===== SUPPLIED RECORDS

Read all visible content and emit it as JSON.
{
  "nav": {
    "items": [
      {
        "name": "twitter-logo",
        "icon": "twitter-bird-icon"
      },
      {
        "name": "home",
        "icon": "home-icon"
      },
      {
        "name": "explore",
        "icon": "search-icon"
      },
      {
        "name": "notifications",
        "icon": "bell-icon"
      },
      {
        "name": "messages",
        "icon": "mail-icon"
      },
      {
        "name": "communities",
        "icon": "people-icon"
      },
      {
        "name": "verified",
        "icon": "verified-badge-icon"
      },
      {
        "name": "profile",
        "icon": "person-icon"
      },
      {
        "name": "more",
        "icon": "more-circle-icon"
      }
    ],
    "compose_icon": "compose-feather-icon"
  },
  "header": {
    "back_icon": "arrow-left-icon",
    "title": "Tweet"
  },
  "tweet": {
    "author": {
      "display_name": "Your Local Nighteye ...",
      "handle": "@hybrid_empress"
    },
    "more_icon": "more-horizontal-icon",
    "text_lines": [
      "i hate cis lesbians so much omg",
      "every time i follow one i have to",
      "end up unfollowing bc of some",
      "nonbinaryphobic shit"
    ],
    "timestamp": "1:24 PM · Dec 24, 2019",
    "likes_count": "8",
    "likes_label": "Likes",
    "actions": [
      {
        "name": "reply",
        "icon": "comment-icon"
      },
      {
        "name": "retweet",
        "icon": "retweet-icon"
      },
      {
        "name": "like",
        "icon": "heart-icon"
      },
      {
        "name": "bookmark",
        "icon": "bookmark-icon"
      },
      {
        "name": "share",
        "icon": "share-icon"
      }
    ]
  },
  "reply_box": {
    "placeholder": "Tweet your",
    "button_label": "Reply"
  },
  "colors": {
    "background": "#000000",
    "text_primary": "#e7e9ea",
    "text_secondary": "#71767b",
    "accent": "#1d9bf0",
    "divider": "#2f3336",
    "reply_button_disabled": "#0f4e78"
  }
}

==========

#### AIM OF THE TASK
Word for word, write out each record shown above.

#### SOLUTION TO THIS EXERCISE
Read all visible content and emit it as JSON.
{
  "nav": {
    "items": [
      {
        "name": "twitter-logo",
        "icon": "twitter-bird-icon"
      },
      {
        "name": "home",
        "icon": "home-icon"
      },
      {
        "name": "explore",
        "icon": "search-icon"
      },
      {
        "name": "notifications",
        "icon": "bell-icon"
      },
      {
        "name": "messages",
        "icon": "mail-icon"
      },
      {
        "name": "communities",
        "icon": "people-icon"
      },
      {
        "name": "verified",
        "icon": "verified-badge-icon"
      },
      {
        "name": "profile",
        "icon": "person-icon"
      },
      {
        "name": "more",
        "icon": "more-circle-icon"
      }
    ],
    "compose_icon": "compose-feather-icon"
  },
  "header": {
    "back_icon": "arrow-left-icon",
    "title": "Tweet"
  },
  "tweet": {
    "author": {
      "display_name": "Your Local Nighteye ...",
      "handle": "@hybrid_empress"
    },
    "more_icon": "more-horizontal-icon",
    "text_lines": [
      "i hate cis lesbians so much omg",
      "every time i follow one i have to",
      "end up unfollowing bc of some",
      "nonbinaryphobic shit"
    ],
    "timestamp": "1:24 PM · Dec 24, 2019",
    "likes_count": "8",
    "likes_label": "Likes",
    "actions": [
      {
        "name": "reply",
        "icon": "comment-icon"
      },
      {
        "name": "retweet",
        "icon": "retweet-icon"
      },
      {
        "name": "like",
        "icon": "heart-icon"
      },
      {
        "name": "bookmark",
        "icon": "bookmark-icon"
      },
      {
        "name": "share",
        "icon": "share-icon"
      }
    ]
  },
  "reply_box": {
    "placeholder": "Tweet your",
    "button_label": "Reply"
  },
  "colors": {
    "background": "#000000",
    "text_primary": "#e7e9ea",
    "text_secondary": "#71767b",
    "accent": "#1d9bf0",
    "divider": "#2f3336",
    "reply_button_disabled": "#0f4e78"
  }
}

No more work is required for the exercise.